» Description of the task:
Compute how many lines in the records below contain the string "icon" and give that number without other output.

Excerpts from an interface dataset:
-----

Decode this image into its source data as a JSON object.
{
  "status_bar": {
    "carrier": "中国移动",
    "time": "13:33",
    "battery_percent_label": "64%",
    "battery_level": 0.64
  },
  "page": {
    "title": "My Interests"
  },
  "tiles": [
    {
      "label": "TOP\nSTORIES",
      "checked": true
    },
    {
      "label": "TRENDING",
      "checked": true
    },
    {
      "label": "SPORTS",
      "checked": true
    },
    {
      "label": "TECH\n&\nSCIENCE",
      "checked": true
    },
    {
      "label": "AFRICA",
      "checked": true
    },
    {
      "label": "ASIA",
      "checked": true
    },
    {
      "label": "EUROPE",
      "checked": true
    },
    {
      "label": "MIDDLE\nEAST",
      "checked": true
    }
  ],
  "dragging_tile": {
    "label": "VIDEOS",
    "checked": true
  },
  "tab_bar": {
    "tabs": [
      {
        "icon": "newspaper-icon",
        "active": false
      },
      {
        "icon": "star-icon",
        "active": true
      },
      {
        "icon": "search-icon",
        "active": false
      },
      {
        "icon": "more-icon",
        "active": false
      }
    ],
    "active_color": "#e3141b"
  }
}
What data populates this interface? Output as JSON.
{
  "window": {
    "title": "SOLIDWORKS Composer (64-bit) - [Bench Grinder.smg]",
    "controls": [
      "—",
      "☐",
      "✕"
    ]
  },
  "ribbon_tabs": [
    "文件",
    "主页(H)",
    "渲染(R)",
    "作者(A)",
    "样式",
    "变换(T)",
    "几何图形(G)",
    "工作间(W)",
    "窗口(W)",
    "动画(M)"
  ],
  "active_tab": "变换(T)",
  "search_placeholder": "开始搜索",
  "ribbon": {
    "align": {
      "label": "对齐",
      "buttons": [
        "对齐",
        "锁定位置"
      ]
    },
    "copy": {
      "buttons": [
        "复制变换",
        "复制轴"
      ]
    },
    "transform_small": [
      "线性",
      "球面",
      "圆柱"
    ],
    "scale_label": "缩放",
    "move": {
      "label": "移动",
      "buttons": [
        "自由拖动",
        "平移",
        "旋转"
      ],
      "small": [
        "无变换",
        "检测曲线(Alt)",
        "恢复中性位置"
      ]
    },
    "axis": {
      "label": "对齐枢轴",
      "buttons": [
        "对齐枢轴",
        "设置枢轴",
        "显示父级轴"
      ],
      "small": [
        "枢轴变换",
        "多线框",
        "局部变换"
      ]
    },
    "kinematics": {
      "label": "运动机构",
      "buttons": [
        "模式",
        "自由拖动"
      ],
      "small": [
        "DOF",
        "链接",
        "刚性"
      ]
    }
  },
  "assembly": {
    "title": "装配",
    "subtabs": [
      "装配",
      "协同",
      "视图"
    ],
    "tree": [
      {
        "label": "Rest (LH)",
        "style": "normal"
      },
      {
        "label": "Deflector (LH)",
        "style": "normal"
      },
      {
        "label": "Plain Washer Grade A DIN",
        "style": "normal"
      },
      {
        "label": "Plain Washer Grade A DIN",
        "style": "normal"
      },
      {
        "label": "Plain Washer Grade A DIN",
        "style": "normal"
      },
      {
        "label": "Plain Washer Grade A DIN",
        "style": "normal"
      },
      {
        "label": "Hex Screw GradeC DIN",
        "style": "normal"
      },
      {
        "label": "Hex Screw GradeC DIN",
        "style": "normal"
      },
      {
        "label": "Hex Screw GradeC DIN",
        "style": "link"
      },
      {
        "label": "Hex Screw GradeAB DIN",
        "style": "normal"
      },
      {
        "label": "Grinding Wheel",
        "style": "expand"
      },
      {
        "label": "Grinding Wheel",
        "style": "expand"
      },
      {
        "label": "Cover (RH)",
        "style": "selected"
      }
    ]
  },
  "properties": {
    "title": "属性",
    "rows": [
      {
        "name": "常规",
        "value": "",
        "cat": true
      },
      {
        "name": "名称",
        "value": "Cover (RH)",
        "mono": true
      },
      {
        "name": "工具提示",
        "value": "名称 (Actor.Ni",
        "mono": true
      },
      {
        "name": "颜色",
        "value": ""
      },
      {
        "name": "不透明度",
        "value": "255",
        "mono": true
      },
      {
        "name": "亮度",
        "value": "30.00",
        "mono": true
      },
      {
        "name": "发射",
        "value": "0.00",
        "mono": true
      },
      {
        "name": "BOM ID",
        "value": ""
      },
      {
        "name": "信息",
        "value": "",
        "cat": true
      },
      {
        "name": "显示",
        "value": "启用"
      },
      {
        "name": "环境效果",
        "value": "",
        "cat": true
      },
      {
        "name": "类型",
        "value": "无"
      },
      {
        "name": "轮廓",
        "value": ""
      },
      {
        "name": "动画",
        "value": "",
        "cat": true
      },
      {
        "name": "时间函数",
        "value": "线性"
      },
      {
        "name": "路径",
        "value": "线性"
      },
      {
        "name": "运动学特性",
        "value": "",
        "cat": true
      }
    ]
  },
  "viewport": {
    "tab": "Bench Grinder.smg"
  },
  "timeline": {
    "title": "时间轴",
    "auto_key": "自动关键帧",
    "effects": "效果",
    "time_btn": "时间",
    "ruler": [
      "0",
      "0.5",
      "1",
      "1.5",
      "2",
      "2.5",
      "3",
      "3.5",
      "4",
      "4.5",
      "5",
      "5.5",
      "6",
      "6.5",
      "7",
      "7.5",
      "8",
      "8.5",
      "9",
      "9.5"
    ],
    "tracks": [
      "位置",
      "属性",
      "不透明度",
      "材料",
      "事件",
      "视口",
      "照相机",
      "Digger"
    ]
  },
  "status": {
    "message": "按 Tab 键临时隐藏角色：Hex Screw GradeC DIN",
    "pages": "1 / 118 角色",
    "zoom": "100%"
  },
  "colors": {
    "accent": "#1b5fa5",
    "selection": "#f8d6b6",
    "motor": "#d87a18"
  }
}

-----

» Reply to the exercise:
4